Markets for polycarbonate, ABS and nylon are battling raw-material issues and demand declines as they head into 2010.
PC growth had been as high as 20 percent in the late 1990s, thanks to red-hot sales of optical media products such as CDs and DVDs, said Chemical Market Associates Inc. market analyst Adrian Beale.
But with the advent of digital downloads in the last decade, optical media sales have been in decline, taking the PC market down with them, he added.
PC is still searching for that next major application, Beale said at his firm's World Petrochemical Conference, held March 24-25 in Houston.
Global PC growth should average between 5 and 5.5 percent through 2014. Big capacity bumps should come from Saudi Kayan Petrochemical Co., which is adding 570 million pounds at a new plant in Jubail, Saudi Arabia, and from Leverkusen, Germany-based Bayer AG, which plans to add more than 200 million pounds at a plant in China.

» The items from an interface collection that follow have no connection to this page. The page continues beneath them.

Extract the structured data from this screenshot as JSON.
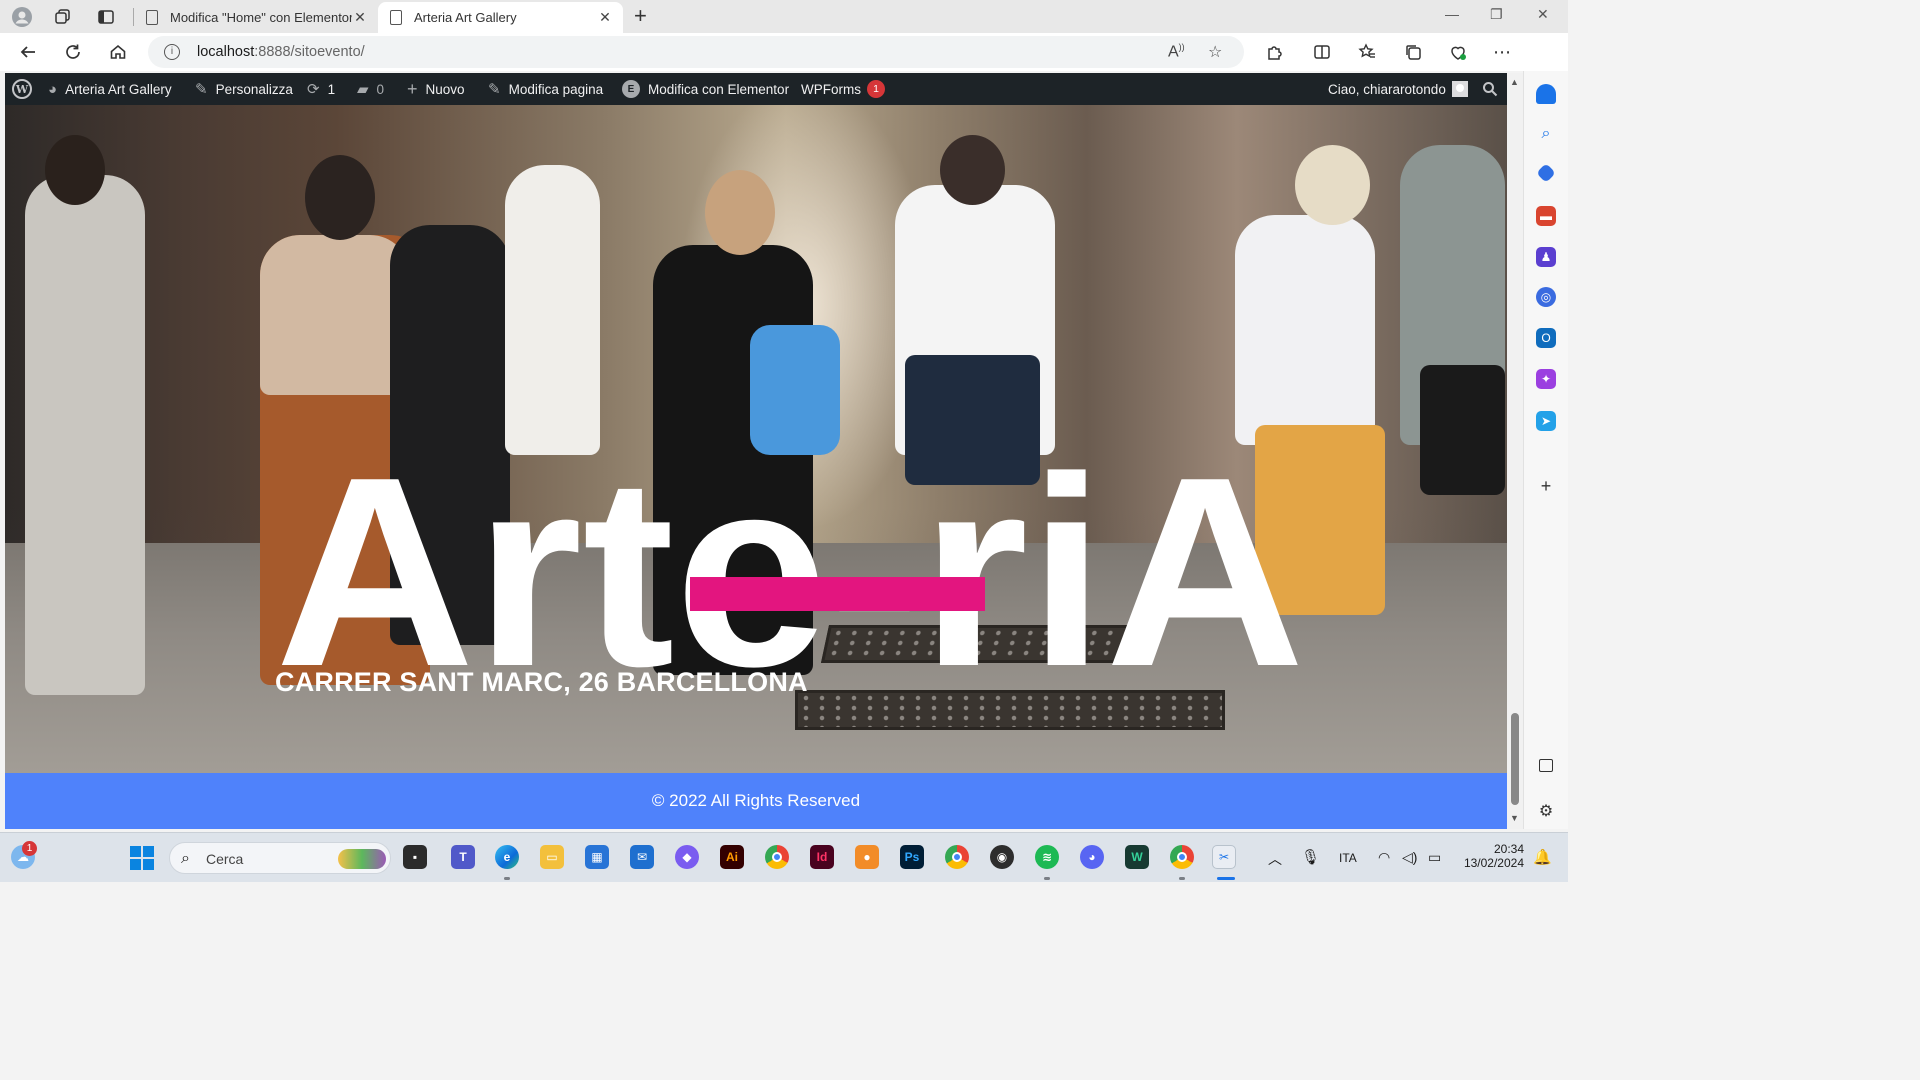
{
  "browser": {
    "tabs": [
      {
        "label": "Modifica \"Home\" con Elementor"
      },
      {
        "label": "Arteria Art Gallery"
      }
    ],
    "address": {
      "host": "localhost",
      "path": ":8888/sitoevento/"
    }
  },
  "wp_admin_bar": {
    "site_name": "Arteria Art Gallery",
    "customize": "Personalizza",
    "updates_count": "1",
    "comments_count": "0",
    "new": "Nuovo",
    "edit_page": "Modifica pagina",
    "edit_elementor": "Modifica con Elementor",
    "wpforms": "WPForms",
    "wpforms_badge": "1",
    "greeting": "Ciao, chiararotondo"
  },
  "hero": {
    "logo_text": "Arte-riA",
    "address": "CARRER SANT MARC, 26 BARCELLONA",
    "accent_color": "#e3157f"
  },
  "footer": {
    "text": "© 2022 All Rights Reserved",
    "color": "#4f82fb"
  },
  "taskbar": {
    "search_placeholder": "Cerca",
    "notification_badge": "1",
    "language": "ITA",
    "time": "20:34",
    "date": "13/02/2024"
  }
}
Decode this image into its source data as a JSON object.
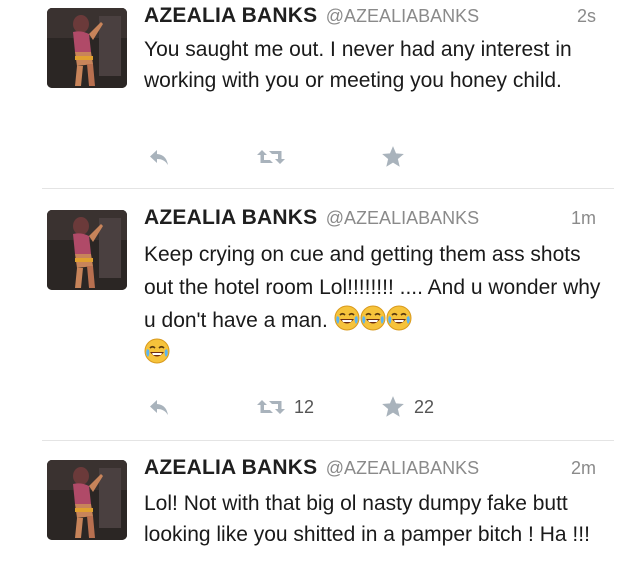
{
  "tweets": [
    {
      "name": "AZEALIA BANKS",
      "handle": "@AZEALIABANKS",
      "time": "2s",
      "text": "You saught me out. I never had any interest in working with you or meeting you honey child.",
      "retweets": "",
      "favorites": "",
      "icons": [
        "reply-icon",
        "retweet-icon",
        "favorite-icon"
      ]
    },
    {
      "name": "AZEALIA BANKS",
      "handle": "@AZEALIABANKS",
      "time": "1m",
      "text": "Keep crying on cue and getting them ass shots out the hotel room Lol!!!!!!!! .... And u wonder why u don't have a man.",
      "emoji": "😂😂😂😂",
      "retweets": "12",
      "favorites": "22",
      "icons": [
        "reply-icon",
        "retweet-icon",
        "favorite-icon"
      ]
    },
    {
      "name": "AZEALIA BANKS",
      "handle": "@AZEALIABANKS",
      "time": "2m",
      "text": "Lol! Not with that big ol nasty dumpy fake butt looking like you shitted in a pamper bitch ! Ha !!!",
      "icons": [
        "reply-icon",
        "retweet-icon",
        "favorite-icon"
      ]
    }
  ],
  "colors": {
    "action_icon": "#a9b3bc",
    "handle_gray": "#8a8a8a",
    "divider": "#e4e4e4"
  }
}
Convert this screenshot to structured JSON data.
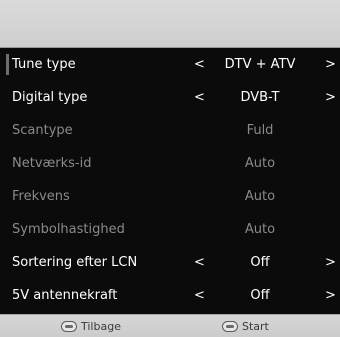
{
  "menu": {
    "rows": [
      {
        "label": "Tune type",
        "value": "DTV + ATV",
        "left_arrow": "<",
        "right_arrow": ">",
        "enabled": true
      },
      {
        "label": "Digital type",
        "value": "DVB-T",
        "left_arrow": "<",
        "right_arrow": ">",
        "enabled": true
      },
      {
        "label": "Scantype",
        "value": "Fuld",
        "left_arrow": "",
        "right_arrow": "",
        "enabled": false
      },
      {
        "label": "Netværks-id",
        "value": "Auto",
        "left_arrow": "",
        "right_arrow": "",
        "enabled": false
      },
      {
        "label": "Frekvens",
        "value": "Auto",
        "left_arrow": "",
        "right_arrow": "",
        "enabled": false
      },
      {
        "label": "Symbolhastighed",
        "value": "Auto",
        "left_arrow": "",
        "right_arrow": "",
        "enabled": false
      },
      {
        "label": "Sortering efter LCN",
        "value": "Off",
        "left_arrow": "<",
        "right_arrow": ">",
        "enabled": true
      },
      {
        "label": "5V antennekraft",
        "value": "Off",
        "left_arrow": "<",
        "right_arrow": ">",
        "enabled": true
      }
    ]
  },
  "footer": {
    "back_label": "Tilbage",
    "start_label": "Start",
    "back_icon": "menu-button-icon",
    "start_icon": "ok-button-icon"
  },
  "colors": {
    "menu_background": "#0b0b0b",
    "active_text": "#ffffff",
    "inactive_text": "#8a8a8a",
    "bar_background": "#d6d6d6"
  }
}
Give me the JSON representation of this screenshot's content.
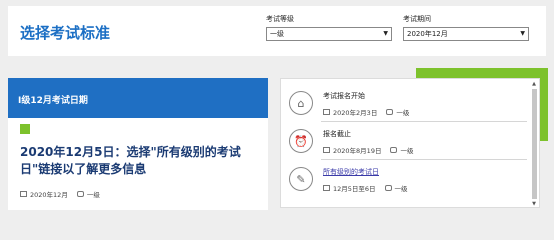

But PC in the short-term will struggle with tightness in raw materials benzene and propylene, which are resulting from lighter natural gas-based feedstocks being used in petrochemical production, instead of ones based on crude oil. CMAI estimated global PC demand at about 7 billion pounds in 2009, with about 53 percent of demand coming from northeast Asia.
In spite of the long-term slump, optical media-grade PC is in short supply right now, prompting increases of as much as 50 percent in the first half of 2010. The upcoming DVD releases of the blockbuster films Avatar and New Moon also may drive short-term optical media demand, Beale said.
PC makers also will continue to pursue auto-window glazing, which could create 55 pounds of new demand per vehicle and increase global PC demand by 50 percent. This potential growth is why suppliers have spent so much time and effort to develop the [auto glazing] sector, Beale said.
But he added that PC suppliers also have to be aware of the impact of alleged health risks connected to PC feedstock bisphenol A. Those concerns already have impacted demand for PC baby bottles and could affect bottles for sports applications and 5-gallon water coolers as well.
In ABS, supplies of acrylonitrile and butadiene feedstocks are tight, leading two of North America's three major suppliers to declare force majeure. Price hikes already have hit that market, with more on the way. Beale said prices are expected to remain high through 2011, but will be alleviated somewhat by the arrival of material imported into North America.
Global ABS demand should grow at a 6 percent annual rate through 2014, according to Houston-based CMAI. In 2009, almost 70 percent of global ABS demand came from northeast Asia. About 42 percent of global demand came from the appliance market. Total market demand size was estimated at 14.3 billion pounds.
Beale said that appliance uses including refrigerator liners, floor care and kitchen electrics are expected to remain the largest market for ABS in the near future.
For nylon, the feedstock story is somewhat similar, with nylon 6 resin affected by tight benzene and nylon 6/6 resins affected by tight butadiene, according to CMAI market analyst Paul Blanchard.
A major slowdown in auto production which fell more than 30 percent in North America in 2009 has had a big impact on the nylon field, since 36 percent of global demand comes from that sector.
China which accounted for almost 30 percent of world nylon demand last year helped alleviate lower exports with a drive a mini-bus to the countryside incentive program, which led to higher vehicle sales, Blanchard said. And even in a tough market, nylon eked out some growth in non-durable items such as films for meat and cheese.
Longer-term, both materials are expected to bounce back, with nylon 6 averaging 3 percent global demand growth through 2014, and nylon 6/6 faring even better with an 8 percent growth rate during that period, according to CMAI.
China isn't the only story, Blanchard said. The return of the post-recession economy will improve [nylon] demand in North America by 2012.
He also cited a possible threat to nylon from polypropylene in the auto sector, where Volkswagen recently chose a glass fiber-filled PP grade made by Vienna-based Borealis AG to replace nylon in an air-intake manifold part. The switch was made because the part didn't need nylon's super-high-heat resistance and because PP provided thickness and weight savings, as well as moisture resistance, Blanchard said.
But even with the potential PP threat, nylon continues to make inroads in replacing metal in auto applications.
Metal replacement is still a prime target, Blanchard said.
Copyright 2010 Crain Communications Inc. All Rights Reserved.